--- TASK PROMPT ---
If the records include pictures, omit them and set down everything else verbatim.
:: MATERIAL FOR THIS TASK ::
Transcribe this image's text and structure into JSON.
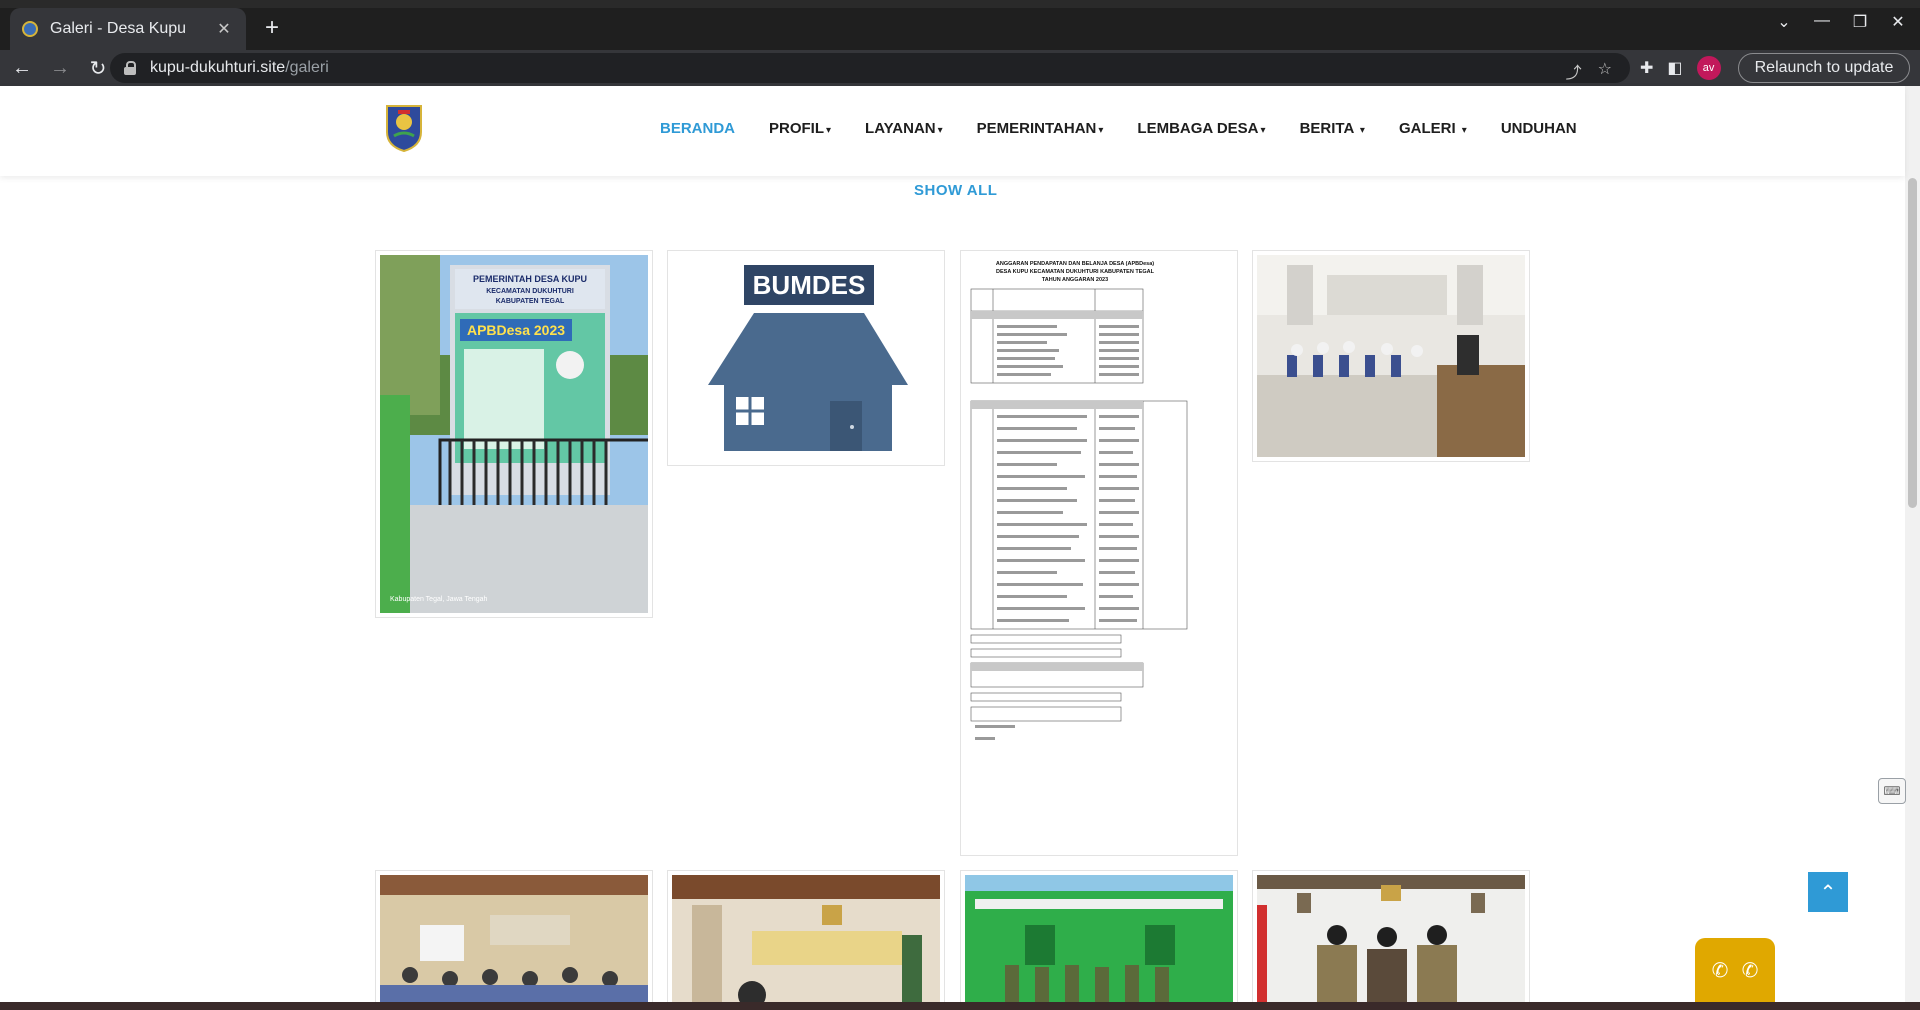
{
  "browser": {
    "tab_title": "Galeri - Desa Kupu",
    "tab_close": "✕",
    "new_tab": "+",
    "url_host": "kupu-dukuhturi.site",
    "url_path": "/galeri",
    "relaunch_label": "Relaunch to update",
    "avatar_initials": "av",
    "window_controls": [
      "⌄",
      "—",
      "❐",
      "✕"
    ]
  },
  "site": {
    "menu": [
      {
        "label": "BERANDA",
        "active": true,
        "caret": false
      },
      {
        "label": "PROFIL",
        "active": false,
        "caret": true
      },
      {
        "label": "LAYANAN",
        "active": false,
        "caret": true
      },
      {
        "label": "PEMERINTAHAN",
        "active": false,
        "caret": true
      },
      {
        "label": "LEMBAGA DESA",
        "active": false,
        "caret": true
      },
      {
        "label": "BERITA",
        "active": false,
        "caret": true
      },
      {
        "label": "GALERI",
        "active": false,
        "caret": true
      },
      {
        "label": "UNDUHAN",
        "active": false,
        "caret": false
      }
    ],
    "accent_color": "#2f9ad6"
  },
  "gallery": {
    "show_all_label": "SHOW ALL",
    "items": [
      {
        "alt": "Papan informasi APBDesa 2023",
        "sign_title": "PEMERINTAH DESA KUPU",
        "sign_sub1": "KECAMATAN DUKUHTURI",
        "sign_sub2": "KABUPATEN TEGAL",
        "sign_banner": "APBDesa 2023",
        "caption": "Kabupaten Tegal, Jawa Tengah"
      },
      {
        "alt": "BUMDES",
        "label": "BUMDES"
      },
      {
        "alt": "Tabel Anggaran APBDesa",
        "doc_title": "ANGGARAN PENDAPATAN DAN BELANJA DESA (APBDesa)",
        "doc_sub1": "DESA KUPU KECAMATAN DUKUHTURI KABUPATEN TEGAL",
        "doc_sub2": "TAHUN ANGGARAN 2023"
      },
      {
        "alt": "Rapat desa"
      },
      {
        "alt": "Sosialisasi di aula"
      },
      {
        "alt": "Penyuluhan"
      },
      {
        "alt": "Kegiatan di depan gedung hijau"
      },
      {
        "alt": "Penyerahan bantuan"
      }
    ]
  },
  "widgets": {
    "to_top": "⌃",
    "phone": "✆",
    "whatsapp": "✆"
  }
}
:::
--- SOLVED PROBLEM ---
Transcribe this image's text and structure into JSON.
{
  "browser": {
    "tab_title": "Galeri - Desa Kupu",
    "tab_close": "✕",
    "new_tab": "+",
    "url_host": "kupu-dukuhturi.site",
    "url_path": "/galeri",
    "relaunch_label": "Relaunch to update",
    "avatar_initials": "av",
    "window_controls": [
      "⌄",
      "—",
      "❐",
      "✕"
    ]
  },
  "site": {
    "menu": [
      {
        "label": "BERANDA",
        "active": true,
        "caret": false
      },
      {
        "label": "PROFIL",
        "active": false,
        "caret": true
      },
      {
        "label": "LAYANAN",
        "active": false,
        "caret": true
      },
      {
        "label": "PEMERINTAHAN",
        "active": false,
        "caret": true
      },
      {
        "label": "LEMBAGA DESA",
        "active": false,
        "caret": true
      },
      {
        "label": "BERITA",
        "active": false,
        "caret": true
      },
      {
        "label": "GALERI",
        "active": false,
        "caret": true
      },
      {
        "label": "UNDUHAN",
        "active": false,
        "caret": false
      }
    ],
    "accent_color": "#2f9ad6"
  },
  "gallery": {
    "show_all_label": "SHOW ALL",
    "items": [
      {
        "alt": "Papan informasi APBDesa 2023",
        "sign_title": "PEMERINTAH DESA KUPU",
        "sign_sub1": "KECAMATAN DUKUHTURI",
        "sign_sub2": "KABUPATEN TEGAL",
        "sign_banner": "APBDesa 2023",
        "caption": "Kabupaten Tegal, Jawa Tengah"
      },
      {
        "alt": "BUMDES",
        "label": "BUMDES"
      },
      {
        "alt": "Tabel Anggaran APBDesa",
        "doc_title": "ANGGARAN PENDAPATAN DAN BELANJA DESA (APBDesa)",
        "doc_sub1": "DESA KUPU KECAMATAN DUKUHTURI KABUPATEN TEGAL",
        "doc_sub2": "TAHUN ANGGARAN 2023"
      },
      {
        "alt": "Rapat desa"
      },
      {
        "alt": "Sosialisasi di aula"
      },
      {
        "alt": "Penyuluhan"
      },
      {
        "alt": "Kegiatan di depan gedung hijau"
      },
      {
        "alt": "Penyerahan bantuan"
      }
    ]
  },
  "widgets": {
    "to_top": "⌃",
    "phone": "✆",
    "whatsapp": "✆"
  }
}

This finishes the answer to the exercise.